You know, I had to actually search the name Pinhead Oats when Maeve said it.
She kept repeating it, and I wrote and Googled at almost the same time!
Pinhead Oats are actually what you might know as ‘steel-cut’ oats, cut from the ‘groat of an oat’ into a ‘pinhead’ size.
A simple-to-find inexpensive ingredient!
In the end, the beauty of these ‘pinhead oats’ or ‘steel-cut’ oats is they break down slowly in your digestive tract and there’s not a SPIKE of insulin.
Your belly will be full length, though this does not mean consuming the entire loaf of Irish brown bread even if you want to!
Irish Brown Bread is Light Once Mixed
Surprisingly so, the once mixed Irish brown bread is light, not fluffy but definitely not heavy.
It’s easy to mix and it’s pretty much fail-safe.
Even for those nay-sayers who claim they can’t bake, you can’t mess this bread up!
There’s no yeast, so there are no issues!
Mixing it up is as easy as it looks in the photo above, there’s really no big secrets here, its actually as straightforward as it gets!
What Makes Or Breaks This Recipe
If you have a dutch oven, you’ll want to use that to bake this bread.
Most importantly, what makes or breaks this recipe is the fact that if you don’t preheat your dutch oven, you can’t count on sucess in baking this round Irish bread loaf.
So make sure when you are preheating the oven you place the dutch oven in, covered, and also make certain to brush the dutch oven with an oil (olive oil works well) .
This is all very important to the success of your bread baking.
Make. Bake. Eat On The Same Day.
What you can expect is a delicious, nutty-flavored round loaf of bread, that is perfectly fresh on Day 1.
If you plan on having any leftover, you will then definitely want to use it in a few of the following ways, as this bread is not your ‘day after’ eating bread!
- slice any leftovers on Day 1 after serving
- store those slices in an aitight container
- Day 2 consider using the leftover brown bread as toast
- Alternatively cut leftovers into cubes and toast in the oven to make bread croutons.
- Or you could make crostini by cutting each slice into 1/4’s toasting that and topping with goat cheese and red peppers etc.
You can use croutons atop soups and salads or stews!
I took home the best souvenir of the trip
When we listen to our elders and respect them our options to learn are boundless.
I listened, appreciated, and wrote down so much.
IF only I had more time with Maeve.
The remote area we were in, was newer to guests and she was just simply thrilled to share her world.
Me, I was happy to learn through her, and today you call to get to try what I learned.
I truly hope you enjoy this recipe for the bread! ~ Dana XO
Round Loaf of Irish Brown Bread
- 2 C Wholemeal Flour
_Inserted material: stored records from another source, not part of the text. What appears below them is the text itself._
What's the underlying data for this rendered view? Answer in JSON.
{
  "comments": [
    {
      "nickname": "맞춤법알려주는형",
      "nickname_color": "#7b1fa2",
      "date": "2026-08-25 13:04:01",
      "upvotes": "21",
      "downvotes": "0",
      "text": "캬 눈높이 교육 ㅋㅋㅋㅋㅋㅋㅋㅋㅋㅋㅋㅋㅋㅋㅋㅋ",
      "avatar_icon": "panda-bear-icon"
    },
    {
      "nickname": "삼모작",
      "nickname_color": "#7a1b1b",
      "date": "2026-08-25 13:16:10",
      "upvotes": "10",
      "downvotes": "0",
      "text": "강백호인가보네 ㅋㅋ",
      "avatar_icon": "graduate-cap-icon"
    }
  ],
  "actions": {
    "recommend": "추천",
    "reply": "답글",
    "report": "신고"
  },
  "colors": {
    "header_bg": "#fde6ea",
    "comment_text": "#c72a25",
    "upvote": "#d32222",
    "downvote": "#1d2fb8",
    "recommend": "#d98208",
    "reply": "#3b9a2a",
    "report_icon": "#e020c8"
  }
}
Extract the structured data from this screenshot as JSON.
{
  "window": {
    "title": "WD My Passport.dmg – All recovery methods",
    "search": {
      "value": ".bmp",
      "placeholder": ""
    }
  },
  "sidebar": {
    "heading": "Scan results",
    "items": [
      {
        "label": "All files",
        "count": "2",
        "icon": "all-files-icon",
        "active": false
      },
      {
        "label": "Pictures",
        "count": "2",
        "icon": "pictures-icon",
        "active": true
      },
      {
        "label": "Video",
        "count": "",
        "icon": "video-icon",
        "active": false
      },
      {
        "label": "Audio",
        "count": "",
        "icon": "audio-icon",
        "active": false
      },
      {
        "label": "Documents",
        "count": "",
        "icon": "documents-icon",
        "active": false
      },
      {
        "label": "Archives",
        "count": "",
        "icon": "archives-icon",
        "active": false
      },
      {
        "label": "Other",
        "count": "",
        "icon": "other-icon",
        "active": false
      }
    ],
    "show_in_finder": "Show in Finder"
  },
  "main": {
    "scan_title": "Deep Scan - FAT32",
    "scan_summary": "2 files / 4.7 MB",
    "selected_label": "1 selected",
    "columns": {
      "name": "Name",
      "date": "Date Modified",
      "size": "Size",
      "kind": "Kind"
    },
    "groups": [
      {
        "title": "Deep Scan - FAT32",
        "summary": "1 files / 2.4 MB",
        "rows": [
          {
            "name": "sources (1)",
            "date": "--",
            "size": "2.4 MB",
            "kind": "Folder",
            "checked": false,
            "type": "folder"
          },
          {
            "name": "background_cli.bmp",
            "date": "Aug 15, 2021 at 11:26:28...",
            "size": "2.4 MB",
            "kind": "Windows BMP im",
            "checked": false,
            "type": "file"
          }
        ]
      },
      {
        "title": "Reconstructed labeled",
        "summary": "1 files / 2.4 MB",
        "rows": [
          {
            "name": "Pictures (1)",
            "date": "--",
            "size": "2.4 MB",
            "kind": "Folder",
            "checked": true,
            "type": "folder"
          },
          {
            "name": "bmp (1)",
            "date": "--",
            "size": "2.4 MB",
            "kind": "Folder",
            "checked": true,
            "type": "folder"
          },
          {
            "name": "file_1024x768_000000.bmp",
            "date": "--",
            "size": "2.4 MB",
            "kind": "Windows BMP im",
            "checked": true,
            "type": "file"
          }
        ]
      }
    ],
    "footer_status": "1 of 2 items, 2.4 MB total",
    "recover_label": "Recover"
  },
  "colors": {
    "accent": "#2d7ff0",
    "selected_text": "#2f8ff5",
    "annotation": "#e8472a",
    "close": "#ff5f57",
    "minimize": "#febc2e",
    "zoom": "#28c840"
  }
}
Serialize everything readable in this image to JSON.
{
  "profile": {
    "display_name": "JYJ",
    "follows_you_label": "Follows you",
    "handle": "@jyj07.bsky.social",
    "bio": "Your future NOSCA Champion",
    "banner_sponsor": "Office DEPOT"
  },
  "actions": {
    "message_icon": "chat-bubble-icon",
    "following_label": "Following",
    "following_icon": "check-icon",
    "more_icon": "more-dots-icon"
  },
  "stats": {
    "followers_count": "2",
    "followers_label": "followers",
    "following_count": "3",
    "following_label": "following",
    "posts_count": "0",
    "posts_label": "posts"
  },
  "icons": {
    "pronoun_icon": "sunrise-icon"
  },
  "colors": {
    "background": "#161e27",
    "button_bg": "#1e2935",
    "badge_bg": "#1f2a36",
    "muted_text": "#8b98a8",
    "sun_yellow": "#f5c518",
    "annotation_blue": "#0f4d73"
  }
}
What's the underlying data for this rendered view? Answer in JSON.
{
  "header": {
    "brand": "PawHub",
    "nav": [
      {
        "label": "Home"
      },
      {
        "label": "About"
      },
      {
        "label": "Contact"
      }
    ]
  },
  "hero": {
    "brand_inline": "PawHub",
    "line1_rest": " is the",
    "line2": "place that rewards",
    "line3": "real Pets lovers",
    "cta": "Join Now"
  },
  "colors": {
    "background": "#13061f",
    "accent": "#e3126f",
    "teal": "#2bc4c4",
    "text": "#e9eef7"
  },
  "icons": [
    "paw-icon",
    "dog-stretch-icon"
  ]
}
- 1 C Plain Flour
- 5 Tablespoons of Steel-Cut Oats (pinhead oats)
- 4 Tablespoons Wheat Bran
- 1 3/4 Teaspoon of Baking Powder
- 4 Tablespoons of Dark Strap Molasses
- 2 Tablespoons of Brown Sugar
- 1 teaspoon of salt
- 2 Cups of Buttermilk
- Preheat Oven to 350°F
- Using a Dutch Ov, lightly Grease and allow it to preheat as well with the LID on to keep the heat in the dutch oven.
- While the oven is preheating, mix all of the ingredients above into a large mixing bowl.
- Mix by hand, making certain to SCOOP from the bottom to ensure that ALL the ingredients are combined.
- Once the oven comes to temp (dough should be done, remove the dutch oven (with gloves!) and wipe out excess grease.
- Place dough into the dutch oven, do not cover.
- Then put in the oven and bake for one hour.
- Once done, remove from the oven to a cooling rack for at least 20 minutes.
- Enjoy. Dana XO